The change in policy in 2022 has triggered a series of dominoes for asset markets. Government bonds were the first to fall in the first quarter, while other assets also followed aggressively in the second quarter. Quoted assets are instantly marked to market (which can often be unpleasant) while illiquid or private markets may retain prior asset valuation marks as there is no observable price where the discovery of price could occur. Is it worth considering what those realizable values might be if higher quality or liquid public assets are already at -10, -20, -30%?
Is a credit crisis about to burst?
The dominoes of change are quickly drawing attention to credit defaults, as it stands to reason that refinancing the stock of low-rated corporate debt will become increasingly problematic. The Australian government was borrowing money over 10 years at 1.05% in August last year, those rates have now risen to over 4.05% today. If the government has to pay more than 4% when it was paying a little above 1%, spare a thought for companies that could have borrowed at very low rates and are now being asked to refinance at a government yield of 4% plus some large credit spread component. How long will the markets trust these poorly rated companies to refinance at such punishing levels of interest rates? The danger here is that they cannot carry over these existing loans. This means that there is no more credit granted and that they must also REPAY the original amount of the loan. This is exactly how a credit crisis starts.
Markets are basically saying “we won’t lend you again and we’d like a refund as well.” This usually requires the lender of last resort – the central bank – to step in and provide a safety net. .
This is the political pivot that we have been writing about for some time and that marked a turning point in asset performance. But how does a central bank do that here with inflation generally between 5% and 8%? Central bankers are now rapidly raising rates as tackling inflation has taken top priority over rescuing zombie firms from bankruptcy, generating material strains in the credit complex as many investors flee the investment class. assets.
Credit risk has been spectacularly dormant as the widespread decline in long-term government bond yields since the 1980s, along with support from central banks, has fostered a ‘start-up’ environment for the asset class. , rebellious by the massive support of flows and the sponsorship of investors in the “search for yield”, under the financial repression of low interest rates. This patronage and flow appears to have ended with a mind blowing sell off in rates markets this year, leading most asset markets to poor performance. Many public credit assets also underperformed, primarily due to their inherent fixed income duration, rather than significant credit risk recalibration (spread).
The US Federal Reserve (the US Fed) is rapidly approaching levels that distorted credit markets in the last bullish cycle of 2018. At that time, in a peaceful and stable world, the US federal funds rate soared at 2.50% before the credit markets foreclosure. in November 2018, leading to significant tensions on the markets until December 2018 for risky assets.
The US Fed rose to 1.75% this week and suggested its next move would be a 0.50% or 0.75% hike to 2.25 or 2.50% in July to continue the fight against the inflation by killing demand in the economy.
The forces facing corporate credit markets today

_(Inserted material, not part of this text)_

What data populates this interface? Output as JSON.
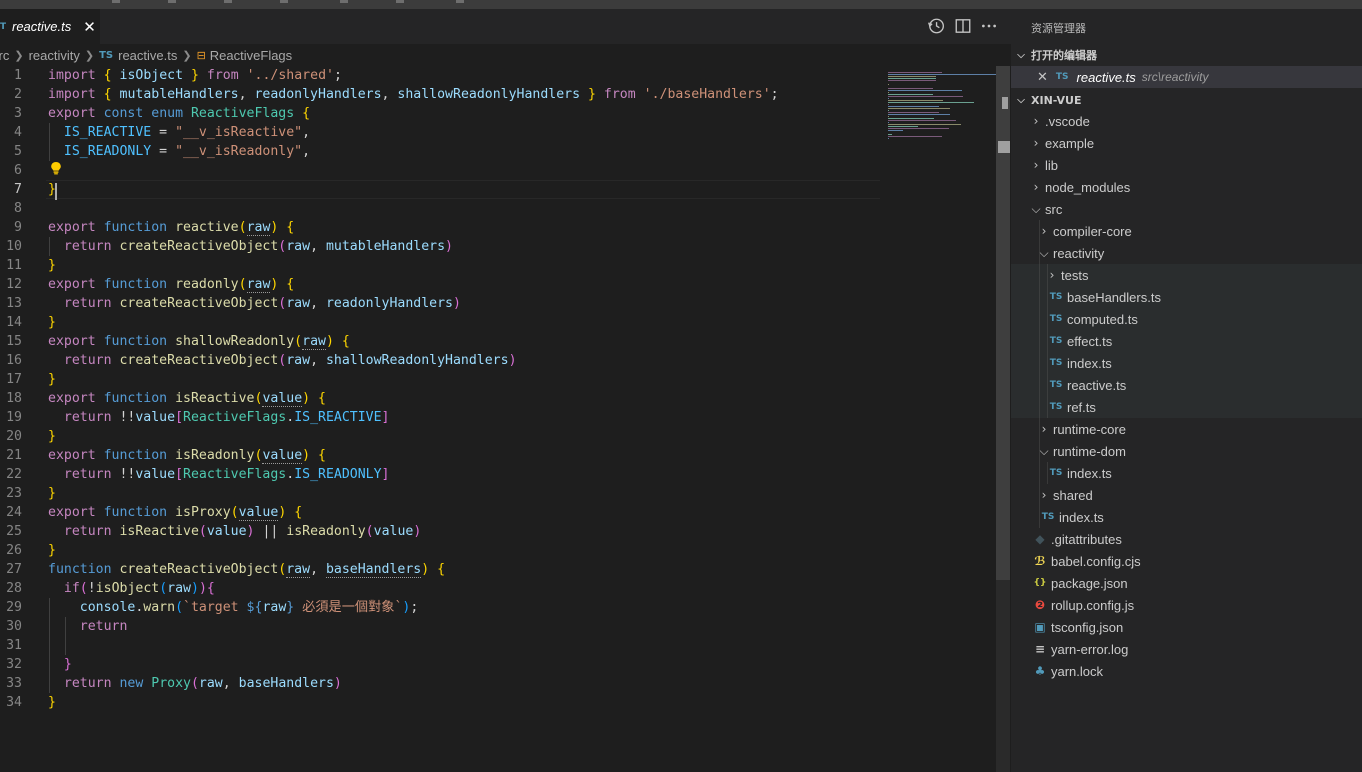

So the next complex issue facing the markets will likely revolve around credit default and the stunning resurgence of credit risk in the corporate credit fixed income sector. Credit is a highly specialized market that is little understood by most investors. Credit quality, as measured by rating agencies, ranges from highly converted (but low-yielding) AAA-rated issuers to lower CCC-rated issuers classified as having substantial default risk (known in the markets as of “junk”). Due to the credit risk inherent in these lower-rated securities, yields are much higher to incentivize investors to assume the risk of default.
Spreads on CCC-rated US corporate bonds are approaching 1,000 basis points for the first time since the Covid-19 crisis, when the US Fed magically halted default issues by flooding the market with unprecedented amounts of cash and buying corporate credit in the context of Covid-19. 19 stabilization programs.
Such market support looks very hard to come by this time around as central bankers are rapidly raising rates to fight inflation.
Would you lend money to a buy-it-now platform or a growing business without sustainable profits to meet debt repayment in the current environment? Luckily for Australian investors, we have very few names like this, but our corporate credit shifts its sympathy with the global markets that are teeming with such names.
Rate hikes hit in an uncertain world
With substantially higher rates now priced by government bond markets, the economy is set to slow rapidly as rate hikes bite, hit the public, lower confidence and reduce discretionary spending. Liquidity and asset quality will become important considerations for portfolios seeking to benefit from deep discounts on many quality assets. We don’t expect rates to fall back to anything like the emergency levels we saw post-pandemic, so it looks like the revival of credit and default risk could be with us for some time to come. as we transition to a structurally higher rate environment than in recent years. It is important to recognize that the scenario of the latest episodes of a corporate credit crisis (Central Bank rate cuts and quantitative easing) will not work in a higher and unstable geopolitical environment. This policy pivot is simply not available if inflation remains above the Central Bank’s mandate levels, as one would expect for the remainder of 2022 due to the global energy shock.
Jamieson Coote Bonds (JCB) is an investment manager specializing in high quality domestic and global bonds, including a global absolute return strategy. Stay up to date with our latest information by following us on LinkedIn or visit our website for more information.